I really enjoyed this book, it was a great read. It was a little unusual – a little bit fantasy, a little bit family drama, a little bit mystery. The story is about Tamara and the massive changes in her life after her father commits suicide due to money problems, their home is repossessed and she and her mother have to go and live with relatives, relocating from busy Dublin to a countryside village. Tamara struggles to adjust to her new life, and meanwhile her relatives, Aunt Rosaleen and Uncle Arthur, who seem initially friendly and welcoming, begin to become more secretive and Tamara suspects they are hiding something. Tamara also picks up a strange book, a diary, that seems to tell her the future.

The book is really quite dramatic and I found it difficult to put down. It reminded me a little of old-fashioned gothic mystery stories, such as by Wilkie Collins (which I adore), with the family secrets and sense of foreboding and the ruined castle. The book also reminded me, in parts, of the novel Jane Eyre. But I don’t want to give away the twists and turns at the end so I won’t say any more.

I also loved the emphasis that Cecelia Ahern places on the importance of books and how they can help and influence people, providing strength and comfort. I don’t usually quote from novels but this description, in The Book of Tomorrow, of the vital part that books play in our lives has stayed with me. “I think that most people go into bookshops and have no idea what they want to buy. Somehow, the books sit there, almost magically willing people to pick them up. The right person for the right book. It’s as though they already know whose life they need to be a part of, how they can make a difference, how they can teach a lesson, put a smile on a face at just the right time.”

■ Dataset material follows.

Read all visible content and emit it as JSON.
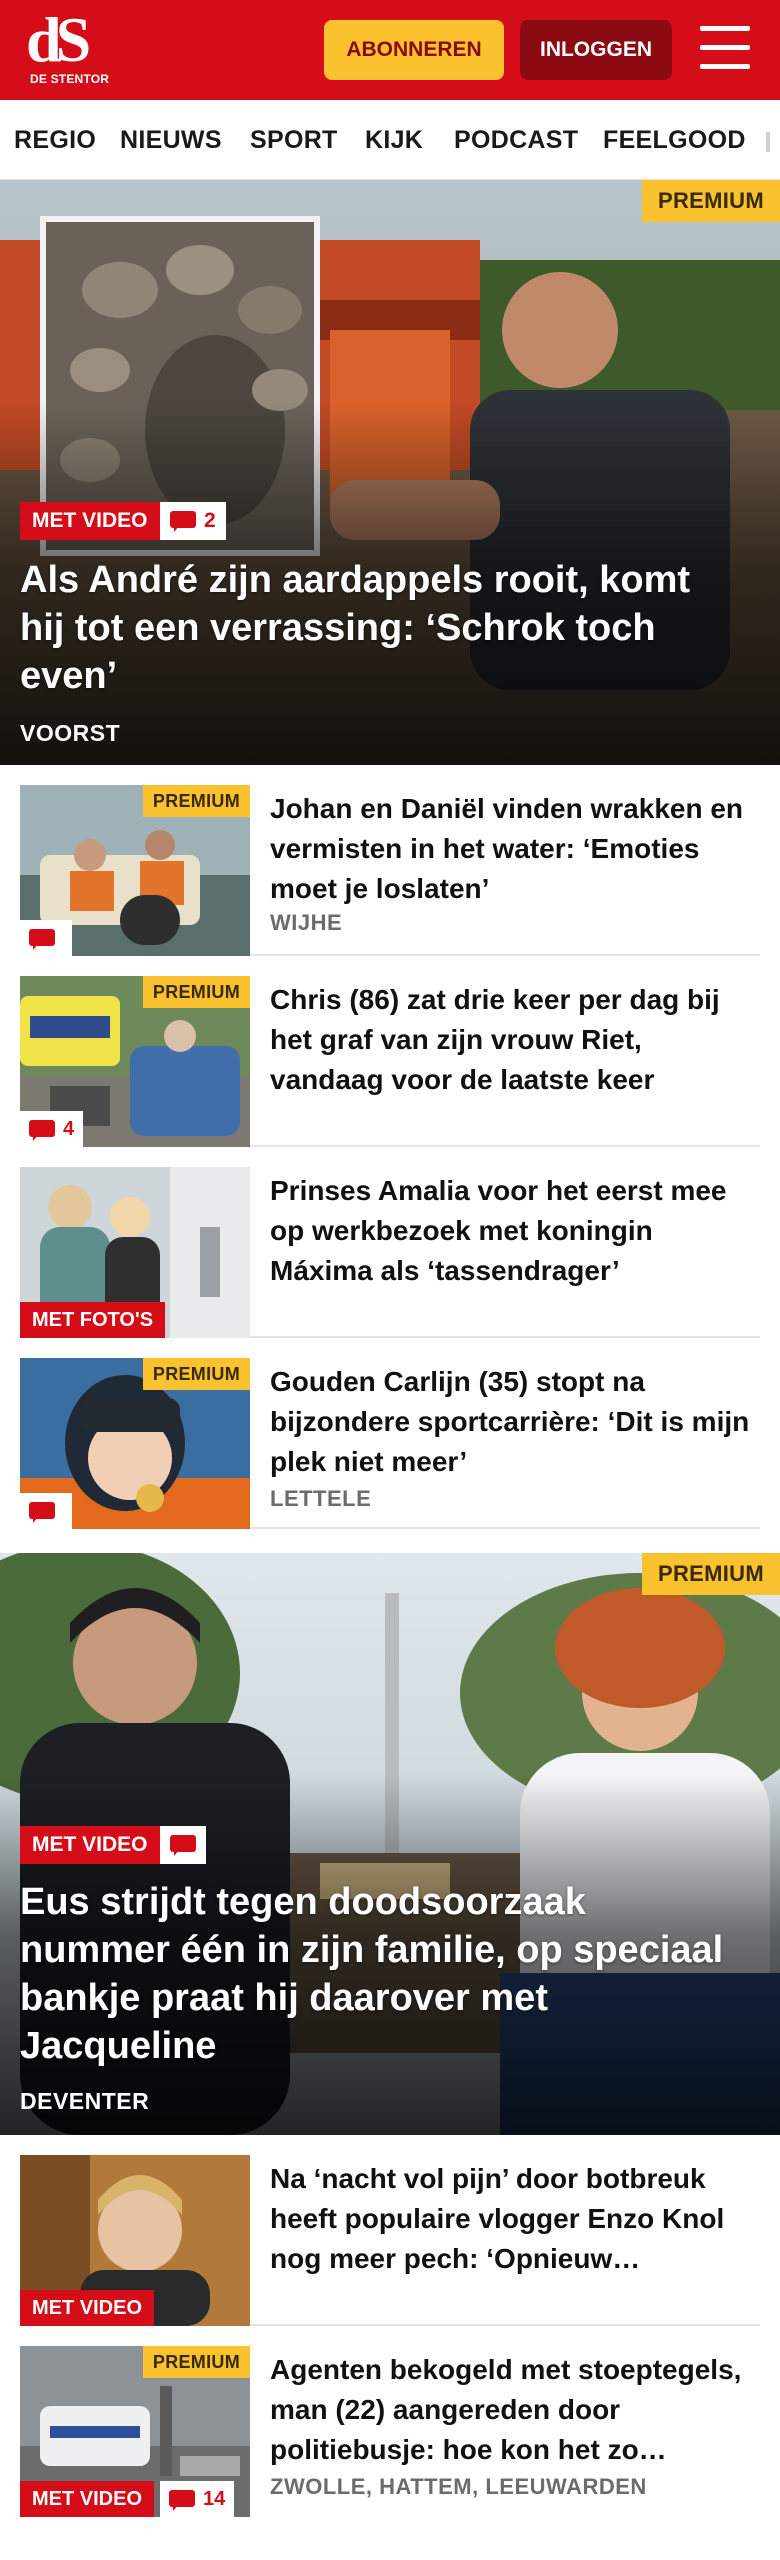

As I said before, this is quite a strange and unusual book, quite unlike any other. There are bits that are quite magical and fantastical, such as the future revealing diary, that the reader is not provided with an explanation for. But Cecelia Ahern seems to excel at books that are a bit different and have unexpected themes, such as A Place Called Here, or The Gift, which, again, require a huge suspension of disbelief from the readers, and also no expectation of any clear answers. I like this quote about Cecelia Ahern from the back of one of her books: ‘Anything is possible with Cecelia Ahern’. Most definitely. But she always pulls it off and produces the most amazing books.

The Book of Tomorrow is a really enjoyable book and very exciting. Definitely recommended.



The Book of Tomorrow (Hardcover)

By (author): Cecelia Ahern

Harper Collins 1st. Edition.
List Price: £14.99 GBP
New From: £4.00 GBP In Stock
Used from: £0.01 GBP In Stock